Items from a dataset:
----

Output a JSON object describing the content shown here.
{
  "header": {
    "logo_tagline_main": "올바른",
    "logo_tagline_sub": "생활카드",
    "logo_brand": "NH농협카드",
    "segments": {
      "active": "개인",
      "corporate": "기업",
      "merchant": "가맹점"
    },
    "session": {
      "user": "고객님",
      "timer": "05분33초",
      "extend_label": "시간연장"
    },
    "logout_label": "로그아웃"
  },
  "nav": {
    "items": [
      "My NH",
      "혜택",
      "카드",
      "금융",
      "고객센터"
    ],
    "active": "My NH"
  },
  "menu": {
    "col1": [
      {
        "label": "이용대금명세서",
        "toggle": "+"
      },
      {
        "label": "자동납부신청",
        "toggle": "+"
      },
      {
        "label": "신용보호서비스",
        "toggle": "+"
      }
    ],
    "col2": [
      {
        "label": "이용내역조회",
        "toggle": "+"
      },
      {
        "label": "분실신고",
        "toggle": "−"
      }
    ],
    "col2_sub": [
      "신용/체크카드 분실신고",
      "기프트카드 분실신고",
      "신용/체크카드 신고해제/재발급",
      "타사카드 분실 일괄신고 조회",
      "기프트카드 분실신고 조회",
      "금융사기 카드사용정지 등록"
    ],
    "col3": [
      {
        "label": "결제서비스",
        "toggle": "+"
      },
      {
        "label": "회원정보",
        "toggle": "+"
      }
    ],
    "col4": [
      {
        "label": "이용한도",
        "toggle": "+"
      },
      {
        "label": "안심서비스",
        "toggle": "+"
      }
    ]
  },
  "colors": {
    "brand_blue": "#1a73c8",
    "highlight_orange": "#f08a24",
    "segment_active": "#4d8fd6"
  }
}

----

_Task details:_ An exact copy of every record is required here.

_Answer space:_
Output a JSON object describing the content shown here.
{
  "header": {
    "logo_tagline_main": "올바른",
    "logo_tagline_sub": "생활카드",
    "logo_brand": "NH농협카드",
    "segments": {
      "active": "개인",
      "corporate": "기업",
      "merchant": "가맹점"
    },
    "session": {
      "user": "고객님",
      "timer": "05분33초",
      "extend_label": "시간연장"
    },
    "logout_label": "로그아웃"
  },
  "nav": {
    "items": [
      "My NH",
      "혜택",
      "카드",
      "금융",
      "고객센터"
    ],
    "active": "My NH"
  },
  "menu": {
    "col1": [
      {
        "label": "이용대금명세서",
        "toggle": "+"
      },
      {
        "label": "자동납부신청",
        "toggle": "+"
      },
      {
        "label": "신용보호서비스",
        "toggle": "+"
      }
    ],
    "col2": [
      {
        "label": "이용내역조회",
        "toggle": "+"
      },
      {
        "label": "분실신고",
        "toggle": "−"
      }
    ],
    "col2_sub": [
      "신용/체크카드 분실신고",
      "기프트카드 분실신고",
      "신용/체크카드 신고해제/재발급",
      "타사카드 분실 일괄신고 조회",
      "기프트카드 분실신고 조회",
      "금융사기 카드사용정지 등록"
    ],
    "col3": [
      {
        "label": "결제서비스",
        "toggle": "+"
      },
      {
        "label": "회원정보",
        "toggle": "+"
      }
    ],
    "col4": [
      {
        "label": "이용한도",
        "toggle": "+"
      },
      {
        "label": "안심서비스",
        "toggle": "+"
      }
    ]
  },
  "colors": {
    "brand_blue": "#1a73c8",
    "highlight_orange": "#f08a24",
    "segment_active": "#4d8fd6"
  }
}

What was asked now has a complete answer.